This site was built with speed in mind but have a good set of visuals.
What would you change about the design?
What would you add? Why?
All ideas are very welcome.
The design is bold and attention-grabbing. With the glowing words, the rainbow spectra, the pink on black, and the spinning animations, there is not much chance for the eye to rest. I would consider brightening the site (dark text on a bright background is easier to read), and using a smaller number of memorable visual details.
The brighter sections that pop up when you click a service are nicely designed. There is a good amount of white space and the experience is inviting. I've heard that since people learn how to use the web by using other people's websites, it's usually not a good idea to try to teach someone a new way to navigate a site, since this is usually too demanding, and people have little time. I would stick with conventions that work, and modify them a little to add a personal touch. For example, you have a testimonial carousel, which is a convention, but the navigation bar uses hearts, which confused me. (At first the glowing heart looked like a rating of "one heart out of three" to me.) I don't think you lose anything by sticking with something more familiar.
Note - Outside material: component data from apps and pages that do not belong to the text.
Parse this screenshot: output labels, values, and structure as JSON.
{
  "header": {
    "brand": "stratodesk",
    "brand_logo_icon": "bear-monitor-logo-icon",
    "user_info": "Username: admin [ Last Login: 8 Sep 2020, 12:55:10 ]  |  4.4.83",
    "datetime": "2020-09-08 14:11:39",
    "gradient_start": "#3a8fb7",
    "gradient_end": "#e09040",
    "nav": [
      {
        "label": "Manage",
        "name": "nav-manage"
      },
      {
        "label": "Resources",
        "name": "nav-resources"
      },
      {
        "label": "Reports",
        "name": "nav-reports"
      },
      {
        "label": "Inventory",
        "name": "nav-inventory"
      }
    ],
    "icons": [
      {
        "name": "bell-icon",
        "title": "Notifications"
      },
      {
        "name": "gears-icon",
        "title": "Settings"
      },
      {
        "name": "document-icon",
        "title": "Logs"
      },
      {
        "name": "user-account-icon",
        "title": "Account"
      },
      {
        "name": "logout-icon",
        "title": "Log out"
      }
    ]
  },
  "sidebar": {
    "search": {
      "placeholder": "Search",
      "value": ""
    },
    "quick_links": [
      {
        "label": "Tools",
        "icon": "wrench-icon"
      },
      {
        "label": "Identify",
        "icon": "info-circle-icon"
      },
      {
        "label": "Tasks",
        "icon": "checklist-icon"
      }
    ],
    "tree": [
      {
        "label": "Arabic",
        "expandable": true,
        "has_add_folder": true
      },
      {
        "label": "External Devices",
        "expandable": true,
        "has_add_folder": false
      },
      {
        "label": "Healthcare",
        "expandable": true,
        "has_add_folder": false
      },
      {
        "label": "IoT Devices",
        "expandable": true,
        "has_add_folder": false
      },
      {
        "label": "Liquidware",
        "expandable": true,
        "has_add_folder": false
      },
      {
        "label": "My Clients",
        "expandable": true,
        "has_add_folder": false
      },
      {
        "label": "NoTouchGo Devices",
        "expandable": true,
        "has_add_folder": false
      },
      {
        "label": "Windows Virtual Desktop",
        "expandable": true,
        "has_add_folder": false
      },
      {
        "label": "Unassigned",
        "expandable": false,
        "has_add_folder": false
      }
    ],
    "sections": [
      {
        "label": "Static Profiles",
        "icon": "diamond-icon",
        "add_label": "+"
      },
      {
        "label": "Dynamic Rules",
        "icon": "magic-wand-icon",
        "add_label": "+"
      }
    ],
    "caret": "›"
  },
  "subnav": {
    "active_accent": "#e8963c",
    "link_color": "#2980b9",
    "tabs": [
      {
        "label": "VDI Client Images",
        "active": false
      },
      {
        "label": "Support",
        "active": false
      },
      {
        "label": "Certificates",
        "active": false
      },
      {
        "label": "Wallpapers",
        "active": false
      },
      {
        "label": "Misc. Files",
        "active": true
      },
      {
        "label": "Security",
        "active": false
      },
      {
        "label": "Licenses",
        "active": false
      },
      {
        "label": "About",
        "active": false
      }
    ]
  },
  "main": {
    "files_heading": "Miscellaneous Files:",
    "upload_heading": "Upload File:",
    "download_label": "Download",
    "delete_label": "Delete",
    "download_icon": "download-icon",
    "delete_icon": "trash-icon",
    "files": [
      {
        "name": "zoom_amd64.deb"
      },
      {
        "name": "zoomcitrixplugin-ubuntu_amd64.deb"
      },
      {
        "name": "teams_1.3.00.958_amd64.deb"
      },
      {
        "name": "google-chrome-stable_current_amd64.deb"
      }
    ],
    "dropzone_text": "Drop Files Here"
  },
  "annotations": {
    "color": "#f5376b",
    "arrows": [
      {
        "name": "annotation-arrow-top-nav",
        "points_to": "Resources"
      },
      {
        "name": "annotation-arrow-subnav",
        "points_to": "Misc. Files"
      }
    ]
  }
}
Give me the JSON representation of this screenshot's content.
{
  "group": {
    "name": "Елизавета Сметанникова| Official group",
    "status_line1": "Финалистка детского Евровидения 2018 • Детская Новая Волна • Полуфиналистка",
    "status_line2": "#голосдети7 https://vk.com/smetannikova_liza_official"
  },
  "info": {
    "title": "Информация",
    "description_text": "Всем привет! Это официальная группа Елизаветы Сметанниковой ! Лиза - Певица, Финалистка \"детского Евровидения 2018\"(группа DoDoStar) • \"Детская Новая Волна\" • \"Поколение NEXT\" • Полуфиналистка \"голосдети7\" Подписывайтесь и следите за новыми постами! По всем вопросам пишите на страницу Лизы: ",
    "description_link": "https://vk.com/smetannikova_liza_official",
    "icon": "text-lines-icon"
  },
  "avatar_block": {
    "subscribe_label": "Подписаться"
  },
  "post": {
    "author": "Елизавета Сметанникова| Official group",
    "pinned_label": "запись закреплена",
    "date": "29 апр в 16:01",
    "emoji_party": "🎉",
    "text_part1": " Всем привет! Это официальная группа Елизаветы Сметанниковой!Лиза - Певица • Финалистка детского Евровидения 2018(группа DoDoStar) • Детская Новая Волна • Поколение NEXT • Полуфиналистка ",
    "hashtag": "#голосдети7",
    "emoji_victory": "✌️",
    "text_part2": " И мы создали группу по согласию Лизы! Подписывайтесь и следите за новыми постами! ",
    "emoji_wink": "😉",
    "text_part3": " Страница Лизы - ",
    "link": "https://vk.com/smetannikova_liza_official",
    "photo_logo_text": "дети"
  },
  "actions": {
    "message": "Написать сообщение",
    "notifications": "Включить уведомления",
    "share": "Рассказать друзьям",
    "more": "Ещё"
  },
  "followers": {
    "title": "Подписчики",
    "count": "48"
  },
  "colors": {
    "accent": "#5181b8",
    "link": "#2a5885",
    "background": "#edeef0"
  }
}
Also, in that part of the site, I think you want the reviewers to speak for themselves, so you probably don't want to frame their words by adding, implicitly, "look how much they love me!" Maybe mention the firms these people work for? The carousel seems designed to look like it has more than three items, but this is easily discovered, which is an unusual experience. Sticking with the convention rather than adapting it (which involves risk) might be the way to go.
The font that loads in my browser is the default sans-serif font (Helvetica, for me) though I think a different font ("CircularStd"?) might be intended, and is not loading for me, for some reason. Dark blue words on black are hard for me to read. For choosing colors I would use coolors.co or some other color scheme generator which will help you find colors that work well together. Stick with one primary color and an accent color, and use the other colors sparingly.
It would be natural to mention your name in the opening paragraph: "I'm [first name or full name], a Lancashire-based..." I'm not sure about the way your photo is placed in a circle; something seems unusual about it, perhaps because part of your head is cut off.
Is "LJ Digital" the name of the firm? If not, the logo is not entirely clear.
I think that ".expert" as a domain name is a bit of risk, since it's not as familiar as ".com" (even to techies), which may produce a negative initial impression. (I'm speaking as someone using a ".school" domain that carries the same risk.)
For me, the "backdrop-filter: blur" technique doesn't add too much and feels a bit gimmicky. It may draw attention away from the main things you want your customers to see.
The picture under "I'll help your business thrive" is beautiful.
The way the line with dots changes as you navigate the site is clever.
I hope you succeed. You have a thoughtful, multiprong business and I've enjoyed browsing your site this afternoon - thank you.
@raphael_kl What a fantastic, honest review. I appreciate the time and effort you put into it. The domain name I pass people is: https://lj.digital it points to the .expert domain. The site exists to show my HTML, CSS and js capabilities (so it's not really a business) more a showcase. The blur was a test to see if I could copy Apple's website a little (a fun experiment). Thanks again. Lee Johnson
I don't like hamburger menu's appearing on desktop sites. I prefer real navbars. I like the other design choices.
Most don't have the word "menu" next to the hamburger, so i thought it would help but i do design for mobile-first as more people view the site via a mobile device. I design and make changes based of the users.
I love your cookie solution!!!
I like the flow, but would certainly add your use cases on the main page! It'll help to grow credibility and conversion